> [What you will do]
Given the records below, pull every line with the word "description" into the answer.

Data about app and page elements:
»»

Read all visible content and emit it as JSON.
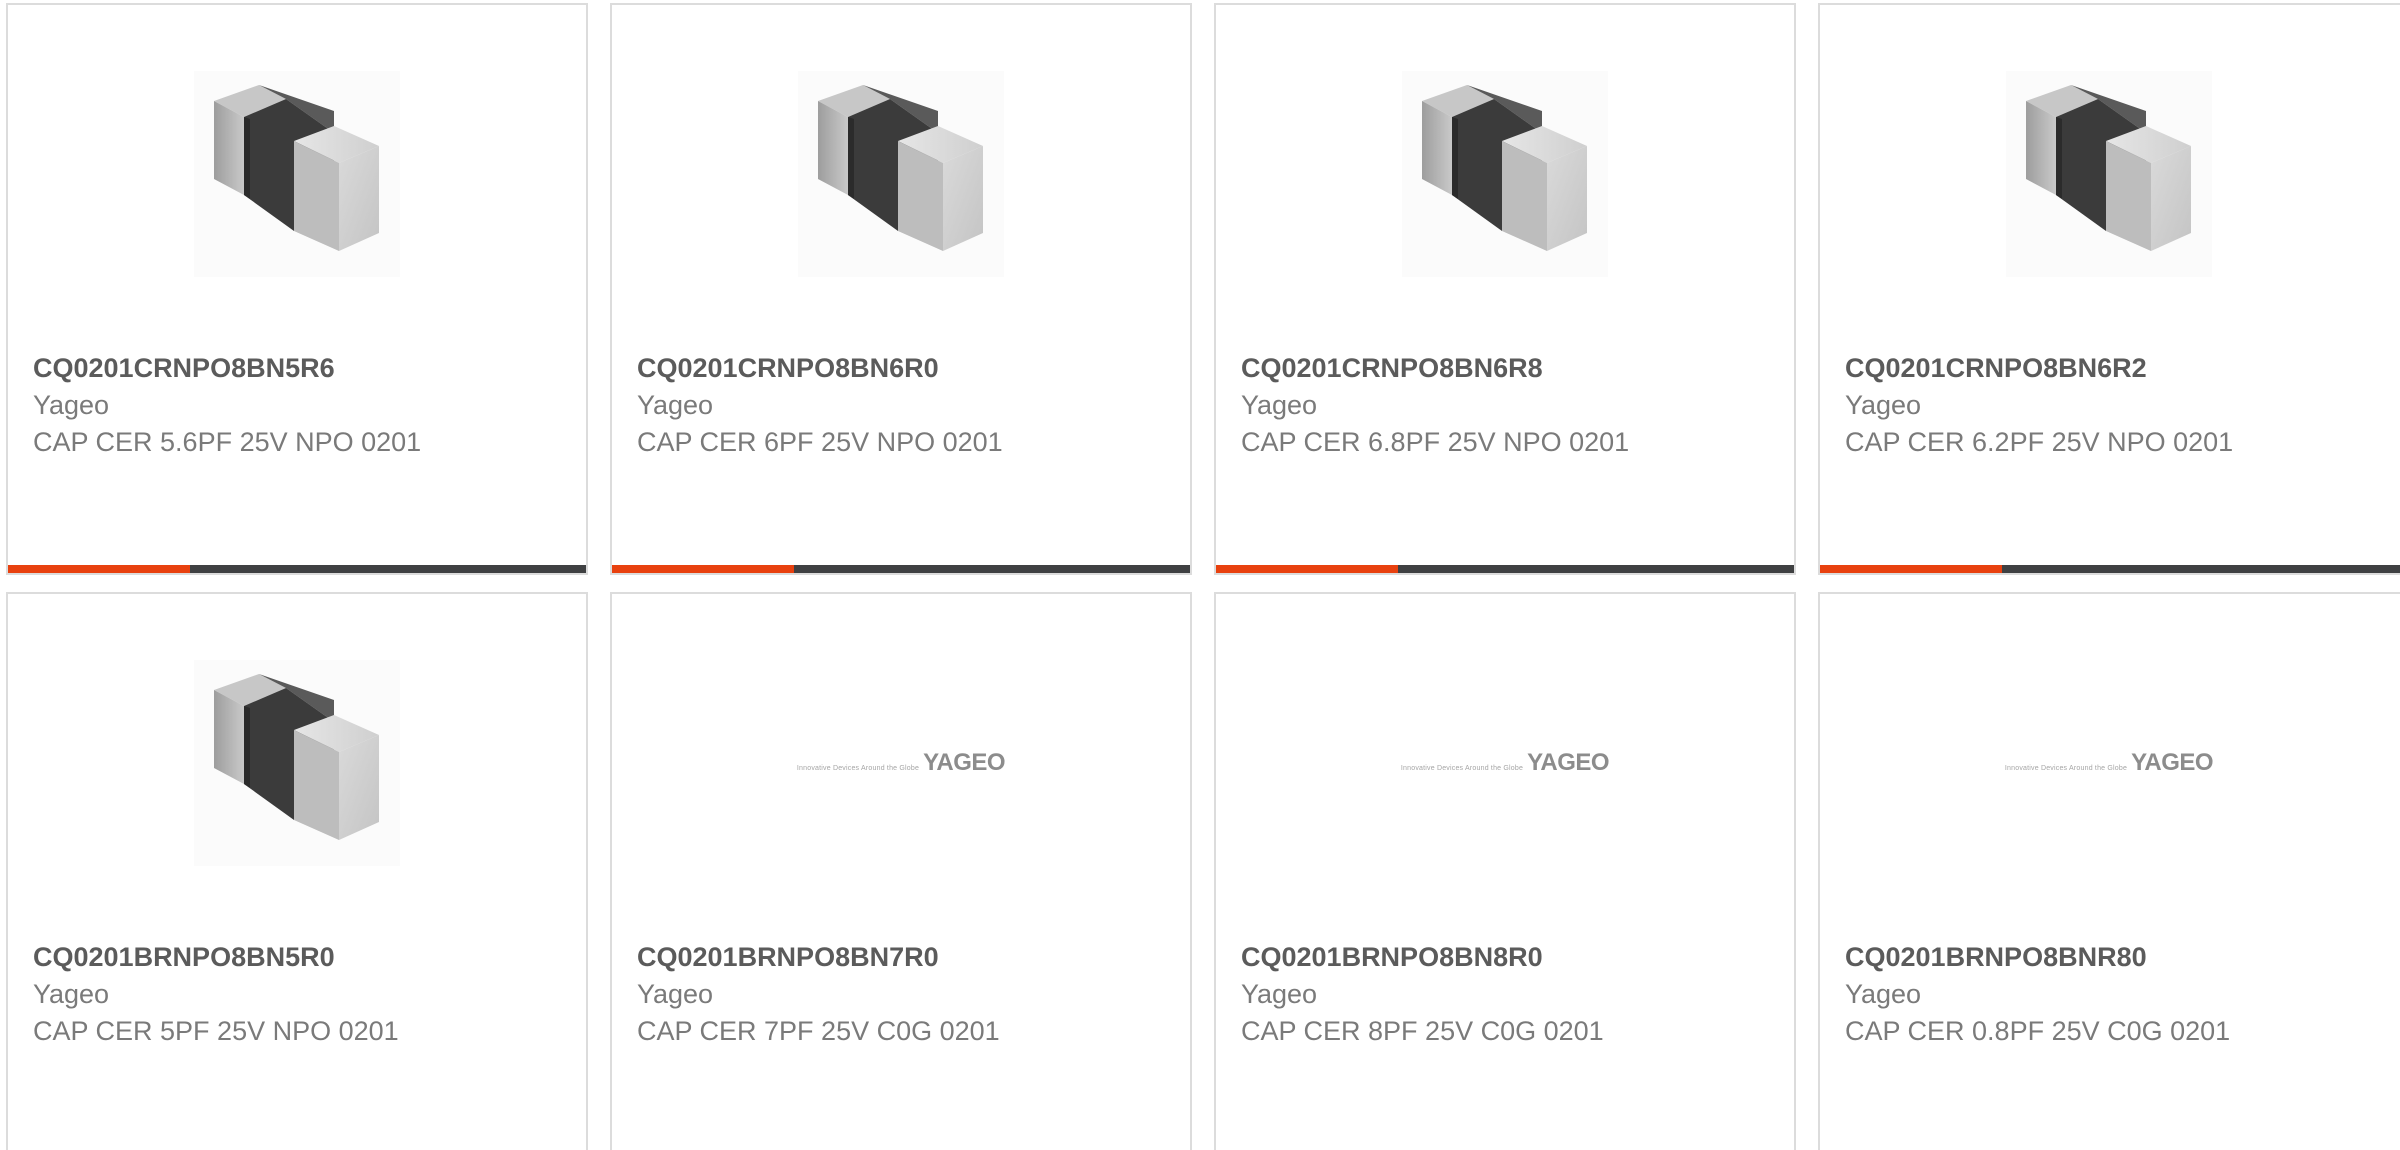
{
  "colors": {
    "accent": "#e8410f",
    "bar": "#3f4042",
    "border": "#dcdcdc"
  },
  "cards": [
    {
      "image": "capacitor-chip-image",
      "part_number": "CQ0201CRNPO8BN5R6",
      "manufacturer": "Yageo",
      "description": "CAP CER 5.6PF 25V NPO 0201",
      "has_bar": true
    },
    {
      "image": "capacitor-chip-image",
      "part_number": "CQ0201CRNPO8BN6R0",
      "manufacturer": "Yageo",
      "description": "CAP CER 6PF 25V NPO 0201",
      "has_bar": true
    },
    {
      "image": "capacitor-chip-image",
      "part_number": "CQ0201CRNPO8BN6R8",
      "manufacturer": "Yageo",
      "description": "CAP CER 6.8PF 25V NPO 0201",
      "has_bar": true
    },
    {
      "image": "capacitor-chip-image",
      "part_number": "CQ0201CRNPO8BN6R2",
      "manufacturer": "Yageo",
      "description": "CAP CER 6.2PF 25V NPO 0201",
      "has_bar": true
    },
    {
      "image": "capacitor-chip-image",
      "part_number": "CQ0201BRNPO8BN5R0",
      "manufacturer": "Yageo",
      "description": "CAP CER 5PF 25V NPO 0201",
      "has_bar": false
    },
    {
      "image": "yageo-logo-image",
      "logo": {
        "tagline": "Innovative Devices Around the Globe",
        "wordmark": "YAGEO"
      },
      "part_number": "CQ0201BRNPO8BN7R0",
      "manufacturer": "Yageo",
      "description": "CAP CER 7PF 25V C0G 0201",
      "has_bar": false
    },
    {
      "image": "yageo-logo-image",
      "logo": {
        "tagline": "Innovative Devices Around the Globe",
        "wordmark": "YAGEO"
      },
      "part_number": "CQ0201BRNPO8BN8R0",
      "manufacturer": "Yageo",
      "description": "CAP CER 8PF 25V C0G 0201",
      "has_bar": false
    },
    {
      "image": "yageo-logo-image",
      "logo": {
        "tagline": "Innovative Devices Around the Globe",
        "wordmark": "YAGEO"
      },
      "part_number": "CQ0201BRNPO8BNR80",
      "manufacturer": "Yageo",
      "description": "CAP CER 0.8PF 25V C0G 0201",
      "has_bar": false
    }
  ]
}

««

> [Written response]
      "description": "CAP CER 5.6PF 25V NPO 0201",
      "description": "CAP CER 6PF 25V NPO 0201",
      "description": "CAP CER 6.8PF 25V NPO 0201",
      "description": "CAP CER 6.2PF 25V NPO 0201",
      "description": "CAP CER 5PF 25V NPO 0201",
      "description": "CAP CER 7PF 25V C0G 0201",
      "description": "CAP CER 8PF 25V C0G 0201",
      "description": "CAP CER 0.8PF 25V C0G 0201",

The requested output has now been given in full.